Work request: Go through the data and report how many lines include the word "JSON", giving only the number.

Items listed in a dataset:
- Opening Delimiter -

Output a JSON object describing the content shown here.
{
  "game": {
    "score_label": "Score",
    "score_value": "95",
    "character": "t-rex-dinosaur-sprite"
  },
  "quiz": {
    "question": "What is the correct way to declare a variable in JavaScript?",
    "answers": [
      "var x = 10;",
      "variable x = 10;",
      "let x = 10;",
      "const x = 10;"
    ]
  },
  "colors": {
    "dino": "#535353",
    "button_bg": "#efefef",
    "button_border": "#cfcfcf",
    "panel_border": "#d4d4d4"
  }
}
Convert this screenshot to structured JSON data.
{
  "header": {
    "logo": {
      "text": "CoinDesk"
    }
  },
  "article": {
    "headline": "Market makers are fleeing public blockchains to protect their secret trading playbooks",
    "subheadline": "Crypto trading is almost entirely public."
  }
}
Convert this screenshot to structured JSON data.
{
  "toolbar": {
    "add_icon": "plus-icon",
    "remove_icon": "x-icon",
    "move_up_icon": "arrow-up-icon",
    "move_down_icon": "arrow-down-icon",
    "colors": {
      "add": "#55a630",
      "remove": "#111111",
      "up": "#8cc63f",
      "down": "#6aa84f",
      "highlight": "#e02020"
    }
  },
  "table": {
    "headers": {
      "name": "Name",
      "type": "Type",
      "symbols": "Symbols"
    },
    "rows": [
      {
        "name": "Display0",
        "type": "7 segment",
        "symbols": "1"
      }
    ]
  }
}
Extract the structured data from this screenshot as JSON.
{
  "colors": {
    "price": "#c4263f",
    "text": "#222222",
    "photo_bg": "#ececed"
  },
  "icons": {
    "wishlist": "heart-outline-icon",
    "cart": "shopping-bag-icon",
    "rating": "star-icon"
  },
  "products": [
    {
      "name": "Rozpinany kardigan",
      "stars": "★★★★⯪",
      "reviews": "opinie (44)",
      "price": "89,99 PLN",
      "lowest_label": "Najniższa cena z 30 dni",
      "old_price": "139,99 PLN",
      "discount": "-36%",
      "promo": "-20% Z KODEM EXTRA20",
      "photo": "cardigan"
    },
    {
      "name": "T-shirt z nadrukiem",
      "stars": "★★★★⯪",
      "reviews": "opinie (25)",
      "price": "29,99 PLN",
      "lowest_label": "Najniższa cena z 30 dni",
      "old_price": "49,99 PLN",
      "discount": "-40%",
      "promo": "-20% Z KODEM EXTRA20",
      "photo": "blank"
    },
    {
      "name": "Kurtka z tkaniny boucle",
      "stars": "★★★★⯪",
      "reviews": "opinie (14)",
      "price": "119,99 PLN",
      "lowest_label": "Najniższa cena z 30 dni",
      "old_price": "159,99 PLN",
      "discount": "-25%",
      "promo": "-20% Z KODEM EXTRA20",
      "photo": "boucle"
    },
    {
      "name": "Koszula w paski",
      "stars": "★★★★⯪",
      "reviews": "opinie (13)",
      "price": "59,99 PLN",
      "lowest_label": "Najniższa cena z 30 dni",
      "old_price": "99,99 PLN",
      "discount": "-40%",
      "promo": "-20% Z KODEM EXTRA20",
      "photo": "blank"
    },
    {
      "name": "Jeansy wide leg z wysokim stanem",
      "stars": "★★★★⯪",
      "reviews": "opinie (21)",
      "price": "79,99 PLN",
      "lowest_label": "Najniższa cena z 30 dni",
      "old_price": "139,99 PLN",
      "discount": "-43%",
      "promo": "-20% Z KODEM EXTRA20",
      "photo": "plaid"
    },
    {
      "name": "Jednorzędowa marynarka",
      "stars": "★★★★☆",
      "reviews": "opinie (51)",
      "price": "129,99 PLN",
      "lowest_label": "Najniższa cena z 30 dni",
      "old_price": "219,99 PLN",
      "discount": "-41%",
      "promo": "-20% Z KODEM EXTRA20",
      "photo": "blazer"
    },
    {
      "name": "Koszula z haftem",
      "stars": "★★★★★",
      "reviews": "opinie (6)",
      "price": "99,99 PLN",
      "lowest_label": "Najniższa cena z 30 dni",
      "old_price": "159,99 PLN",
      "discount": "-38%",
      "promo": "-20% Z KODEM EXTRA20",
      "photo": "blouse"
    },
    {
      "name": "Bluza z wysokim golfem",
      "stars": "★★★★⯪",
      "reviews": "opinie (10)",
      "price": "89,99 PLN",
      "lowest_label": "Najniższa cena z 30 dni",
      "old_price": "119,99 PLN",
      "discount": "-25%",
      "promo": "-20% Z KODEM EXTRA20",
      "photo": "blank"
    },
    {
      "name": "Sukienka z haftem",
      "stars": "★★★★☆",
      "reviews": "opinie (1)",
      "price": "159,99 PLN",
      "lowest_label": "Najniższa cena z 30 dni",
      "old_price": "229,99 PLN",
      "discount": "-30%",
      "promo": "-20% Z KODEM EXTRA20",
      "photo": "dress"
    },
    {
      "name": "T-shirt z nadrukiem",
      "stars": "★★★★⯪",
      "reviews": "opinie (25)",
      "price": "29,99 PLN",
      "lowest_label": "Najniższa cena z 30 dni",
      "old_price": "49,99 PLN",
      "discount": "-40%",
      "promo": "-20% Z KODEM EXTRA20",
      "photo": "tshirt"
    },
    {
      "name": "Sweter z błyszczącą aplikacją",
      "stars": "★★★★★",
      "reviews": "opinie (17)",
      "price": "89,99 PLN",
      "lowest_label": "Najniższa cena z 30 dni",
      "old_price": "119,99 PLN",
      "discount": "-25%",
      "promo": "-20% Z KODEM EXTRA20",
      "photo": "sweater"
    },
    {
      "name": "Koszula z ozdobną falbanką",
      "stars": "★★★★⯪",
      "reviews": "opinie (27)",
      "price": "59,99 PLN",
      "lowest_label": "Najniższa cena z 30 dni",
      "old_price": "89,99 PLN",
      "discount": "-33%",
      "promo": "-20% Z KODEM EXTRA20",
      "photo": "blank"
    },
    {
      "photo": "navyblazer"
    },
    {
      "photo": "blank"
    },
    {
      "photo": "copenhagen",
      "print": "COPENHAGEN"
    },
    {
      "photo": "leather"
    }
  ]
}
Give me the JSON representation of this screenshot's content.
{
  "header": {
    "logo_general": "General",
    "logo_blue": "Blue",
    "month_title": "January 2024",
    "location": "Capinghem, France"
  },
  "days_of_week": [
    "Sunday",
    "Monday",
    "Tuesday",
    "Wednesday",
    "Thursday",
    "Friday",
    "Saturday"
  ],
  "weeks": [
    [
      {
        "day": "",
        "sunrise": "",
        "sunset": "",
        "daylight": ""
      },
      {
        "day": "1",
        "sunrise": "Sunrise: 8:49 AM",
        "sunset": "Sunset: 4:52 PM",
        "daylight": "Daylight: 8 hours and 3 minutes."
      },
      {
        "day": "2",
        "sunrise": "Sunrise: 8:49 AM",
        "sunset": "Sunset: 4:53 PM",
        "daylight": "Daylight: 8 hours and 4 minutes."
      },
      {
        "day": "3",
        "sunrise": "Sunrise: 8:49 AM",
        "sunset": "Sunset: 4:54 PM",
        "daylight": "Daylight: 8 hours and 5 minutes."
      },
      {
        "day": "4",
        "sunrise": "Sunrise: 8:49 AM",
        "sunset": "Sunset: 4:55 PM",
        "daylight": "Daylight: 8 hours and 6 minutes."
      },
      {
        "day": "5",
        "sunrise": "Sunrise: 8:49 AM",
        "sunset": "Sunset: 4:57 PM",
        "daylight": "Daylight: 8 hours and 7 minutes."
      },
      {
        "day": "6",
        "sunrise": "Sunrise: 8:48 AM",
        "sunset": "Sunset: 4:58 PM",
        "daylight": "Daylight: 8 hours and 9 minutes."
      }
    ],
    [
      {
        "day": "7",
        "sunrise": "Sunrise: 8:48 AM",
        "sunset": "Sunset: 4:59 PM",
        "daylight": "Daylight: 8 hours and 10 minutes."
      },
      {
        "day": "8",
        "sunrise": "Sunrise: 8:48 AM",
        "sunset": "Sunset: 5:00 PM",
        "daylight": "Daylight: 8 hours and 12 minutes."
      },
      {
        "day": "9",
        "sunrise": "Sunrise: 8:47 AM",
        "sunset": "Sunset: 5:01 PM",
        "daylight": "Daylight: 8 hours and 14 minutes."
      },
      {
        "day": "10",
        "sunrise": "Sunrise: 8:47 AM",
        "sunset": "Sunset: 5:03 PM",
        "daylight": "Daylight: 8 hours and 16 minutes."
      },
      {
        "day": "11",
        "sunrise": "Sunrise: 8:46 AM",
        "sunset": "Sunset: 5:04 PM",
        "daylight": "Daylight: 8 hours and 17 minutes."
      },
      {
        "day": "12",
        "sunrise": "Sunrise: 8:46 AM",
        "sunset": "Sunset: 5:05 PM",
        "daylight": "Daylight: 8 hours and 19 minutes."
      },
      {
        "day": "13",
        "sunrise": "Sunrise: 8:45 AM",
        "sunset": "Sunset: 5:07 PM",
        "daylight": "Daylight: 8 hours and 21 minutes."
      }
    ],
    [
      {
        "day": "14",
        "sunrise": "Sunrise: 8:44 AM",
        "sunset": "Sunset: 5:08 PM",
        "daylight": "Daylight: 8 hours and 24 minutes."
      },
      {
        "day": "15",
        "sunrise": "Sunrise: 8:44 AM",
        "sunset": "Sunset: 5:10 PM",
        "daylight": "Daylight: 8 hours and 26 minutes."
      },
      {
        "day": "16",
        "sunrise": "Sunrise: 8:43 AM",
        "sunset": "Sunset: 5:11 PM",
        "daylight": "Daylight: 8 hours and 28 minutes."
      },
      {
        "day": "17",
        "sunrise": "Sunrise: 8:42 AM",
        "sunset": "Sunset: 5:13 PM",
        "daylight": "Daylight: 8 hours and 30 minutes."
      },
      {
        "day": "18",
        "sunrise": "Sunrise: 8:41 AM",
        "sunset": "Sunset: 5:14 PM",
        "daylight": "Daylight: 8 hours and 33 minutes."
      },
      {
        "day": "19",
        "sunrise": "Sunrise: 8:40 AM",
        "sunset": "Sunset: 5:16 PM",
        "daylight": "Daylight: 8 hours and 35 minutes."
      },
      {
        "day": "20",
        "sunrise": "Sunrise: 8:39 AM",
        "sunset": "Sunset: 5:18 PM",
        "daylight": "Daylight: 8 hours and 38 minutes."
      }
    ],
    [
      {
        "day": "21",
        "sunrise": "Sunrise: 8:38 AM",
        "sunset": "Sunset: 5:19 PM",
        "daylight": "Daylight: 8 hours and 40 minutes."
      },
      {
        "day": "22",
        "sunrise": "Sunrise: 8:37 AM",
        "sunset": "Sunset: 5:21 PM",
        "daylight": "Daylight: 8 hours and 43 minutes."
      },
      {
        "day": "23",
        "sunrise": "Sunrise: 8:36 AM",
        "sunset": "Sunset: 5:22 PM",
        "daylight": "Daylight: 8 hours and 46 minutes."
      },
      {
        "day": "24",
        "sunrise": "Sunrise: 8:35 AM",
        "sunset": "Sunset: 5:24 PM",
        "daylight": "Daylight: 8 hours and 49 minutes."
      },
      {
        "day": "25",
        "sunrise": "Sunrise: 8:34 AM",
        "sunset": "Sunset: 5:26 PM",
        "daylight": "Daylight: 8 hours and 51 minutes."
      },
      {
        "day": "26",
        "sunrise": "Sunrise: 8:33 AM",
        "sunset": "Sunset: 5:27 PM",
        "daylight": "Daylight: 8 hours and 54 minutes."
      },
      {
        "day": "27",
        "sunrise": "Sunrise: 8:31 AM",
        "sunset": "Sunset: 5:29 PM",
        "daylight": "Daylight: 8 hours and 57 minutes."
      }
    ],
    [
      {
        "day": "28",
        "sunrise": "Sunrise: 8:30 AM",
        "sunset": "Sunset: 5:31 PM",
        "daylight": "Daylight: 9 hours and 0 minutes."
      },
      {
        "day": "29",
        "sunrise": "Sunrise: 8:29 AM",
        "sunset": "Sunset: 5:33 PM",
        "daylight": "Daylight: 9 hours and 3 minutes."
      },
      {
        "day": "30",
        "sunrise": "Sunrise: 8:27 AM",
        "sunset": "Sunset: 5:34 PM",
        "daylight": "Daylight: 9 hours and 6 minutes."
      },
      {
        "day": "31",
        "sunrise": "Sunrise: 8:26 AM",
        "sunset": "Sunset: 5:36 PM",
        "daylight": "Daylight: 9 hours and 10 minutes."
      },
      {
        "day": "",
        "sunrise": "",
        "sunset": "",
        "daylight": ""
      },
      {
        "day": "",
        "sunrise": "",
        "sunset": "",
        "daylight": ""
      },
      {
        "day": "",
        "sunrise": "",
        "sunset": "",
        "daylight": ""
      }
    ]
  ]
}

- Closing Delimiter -

Task answer: 5